    DAO prepress abstract   -  DOI: https://doi.org/10.3354/dao03628

    Seasonal variation in the prevalence of a fungal pathogen and unexpected clearance from infection in a susceptible frog species

    James I. Garnham*, Deborah S. Bower, Michelle P. Stockwell, Evan J. Pickett, Carla J. Pollard, John Clulow, Michael J. Mahony

    *Corresponding author:

    ABSTRACT: The amphibian chytrid fungus Batrachochytrium dendrobatidis (Bd) causes the disease chytridiomycosis, which is a primary driver for amphibian population declines and extinctions worldwide. For highly susceptible species, such as the green and golden bell frog Litoria aurea, large numbers of Bd-related mortalities are thought to occur during the colder season (winter), when low temperatures favour the growth of the pathogen. However, extant L. aurea populations are persisting with Bd. We measured Bd prevalence and infection levels of wild L. aurea using capture-mark-recapture and radio-tracking methods. Using this information, we sought to determine host and environmental correlates of Bd prevalence and infection load. Mean infection load was higher in frogs sampled in autumn (431.5 ± 310.4 genomic equivalents; GE) and winter (1147.5 ± 735.8 GE), compared to spring (21.8 ± 19.3 GE) and summer (0.9 ± 0.8 GE). Furthermore, prevalence of Bd infection on L. aurea was highest in winter (43.6%; 95% CI 33.1–54.7) and lowest in summer (11.2%; 95% CI 6.8–17.9). Both prevalence and infection load decreased with increasing temperature. Seven frogs cleared their fungal infection during the coolest months when Bd prevalence was highest, however, these clearances were not permanent as 5 frogs became infected again.
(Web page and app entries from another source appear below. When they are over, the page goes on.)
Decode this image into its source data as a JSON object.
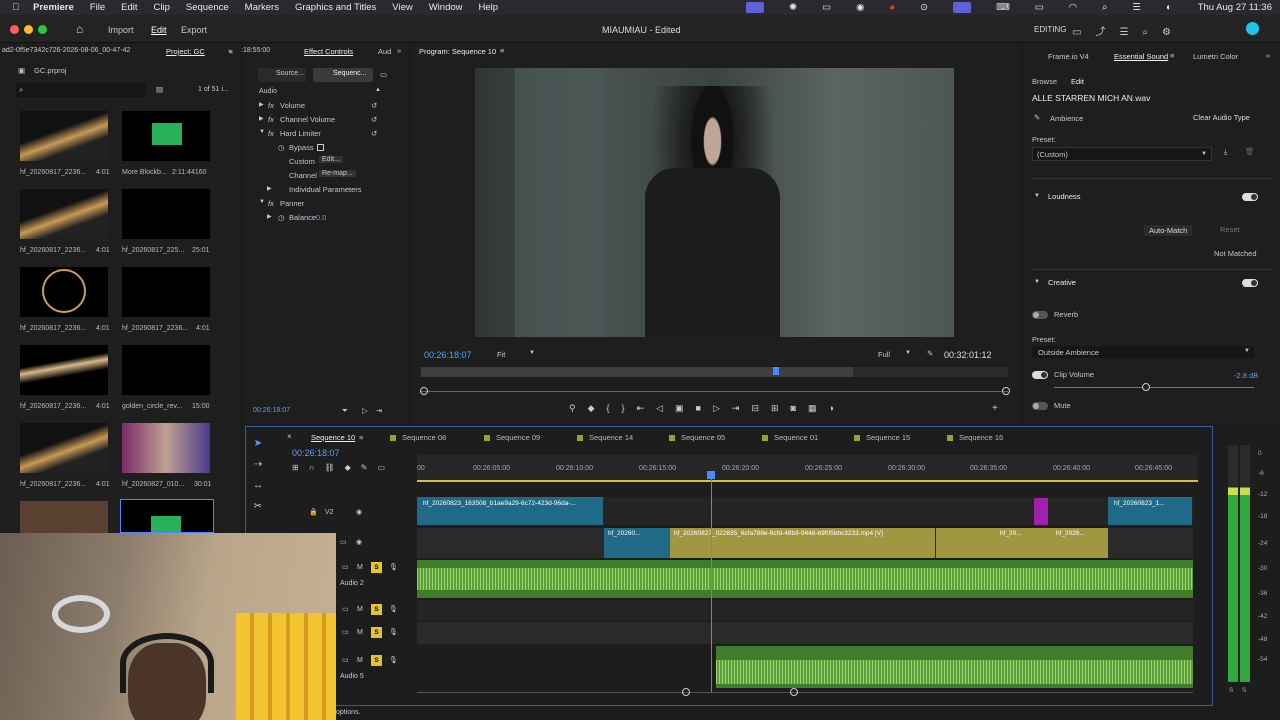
{
  "menubar": {
    "app": "Premiere",
    "items": [
      "File",
      "Edit",
      "Clip",
      "Sequence",
      "Markers",
      "Graphics and Titles",
      "View",
      "Window",
      "Help"
    ],
    "datetime": "Thu Aug 27  11:36"
  },
  "toolbar": {
    "home": "Home",
    "tabs": [
      "Import",
      "Edit",
      "Export"
    ],
    "active_tab": "Edit",
    "doc_title": "MIAUMIAU - Edited",
    "workspace": "EDITING"
  },
  "project": {
    "path": "ad2-0f5e7342c726-2026-08-06_00-47-42",
    "title": "Project: GC",
    "file": "GC.prproj",
    "count": "1 of 51 i...",
    "items": [
      {
        "name": "hf_20260817_2236...",
        "dur": "4:01"
      },
      {
        "name": "More Blockb...",
        "dur": "2:11:44160"
      },
      {
        "name": "hf_20260817_2236...",
        "dur": "4:01"
      },
      {
        "name": "hf_20260817_225...",
        "dur": "25:01"
      },
      {
        "name": "hf_20260817_2236...",
        "dur": "4:01"
      },
      {
        "name": "hf_20260817_2236...",
        "dur": "4:01"
      },
      {
        "name": "hf_20260817_2236...",
        "dur": "4:01"
      },
      {
        "name": "golden_circle_rev...",
        "dur": "15:00"
      },
      {
        "name": "hf_20260817_2236...",
        "dur": "4:01"
      },
      {
        "name": "hf_20260827_010...",
        "dur": "30:01"
      }
    ]
  },
  "effects": {
    "tc_top": ":18:55:00",
    "tabs": [
      "Effect Controls",
      "Aud"
    ],
    "source_tab": "Source...",
    "seq_tab": "Sequenc...",
    "section": "Audio",
    "rows": [
      "Volume",
      "Channel Volume",
      "Hard Limiter"
    ],
    "bypass": "Bypass",
    "custom": "Custom",
    "custom_btn": "Edit...",
    "channel": "Channel",
    "channel_btn": "Re-map...",
    "indiv": "Individual Parameters",
    "panner": "Panner",
    "balance": "Balance",
    "balance_val": "0.0",
    "timecode": "00:26:18:07"
  },
  "program": {
    "title": "Program: Sequence 10",
    "timecode": "00:26:18:07",
    "fit": "Fit",
    "quality": "Full",
    "duration": "00:32:01:12"
  },
  "essential": {
    "tabs": [
      "Frame.io V4",
      "Essential Sound",
      "Lumetri Color"
    ],
    "browse": "Browse",
    "edit": "Edit",
    "filename": "ALLE STARREN MICH AN.wav",
    "type": "Ambience",
    "clear_btn": "Clear Audio Type",
    "preset_label": "Preset:",
    "preset": "(Custom)",
    "loudness": "Loudness",
    "automatch": "Auto-Match",
    "reset": "Reset",
    "not_matched": "Not Matched",
    "creative": "Creative",
    "reverb": "Reverb",
    "preset2_label": "Preset:",
    "preset2": "Outside Ambience",
    "clip_volume": "Clip Volume",
    "clip_volume_val": "-2.8 dB",
    "mute": "Mute"
  },
  "timeline": {
    "timecode": "00:26:18:07",
    "tabs": [
      "Sequence 10",
      "Sequence 08",
      "Sequence 09",
      "Sequence 14",
      "Sequence 05",
      "Sequence 01",
      "Sequence 15",
      "Sequence 16"
    ],
    "ruler": [
      "00",
      "00:26:05:00",
      "00:26:10:00",
      "00:26:15:00",
      "00:26:20:00",
      "00:26:25:00",
      "00:26:30:00",
      "00:26:35:00",
      "00:26:40:00",
      "00:26:45:00"
    ],
    "tracks": {
      "v2": "V2",
      "a2": "Audio 2",
      "a5": "Audio 5",
      "m": "M",
      "s": "S"
    },
    "clips": {
      "v2": "hf_20260823_163508_b1ae9a29-6c72-423d-96da-...",
      "v2b": "hf_20260823_1...",
      "v1a": "hf_20260...",
      "v1b": "hf_20260827_022835_6cfa788e-6cfd-48b9-9448-b9f05bbc3233.mp4 [V]",
      "v1c": "hf_20...",
      "v1d": "hf_2026..."
    }
  },
  "meter": {
    "labels": [
      "0",
      "-6",
      "-12",
      "-18",
      "-24",
      "-30",
      "-36",
      "-42",
      "-48",
      "-54"
    ],
    "s": "S"
  },
  "status": {
    "text": "options."
  }
}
Understanding the factors that allow amphibians to clear their Bd infections when temperatures are optimal for Bd growth presents the potential for manipulating such factors and provides an important step in future research.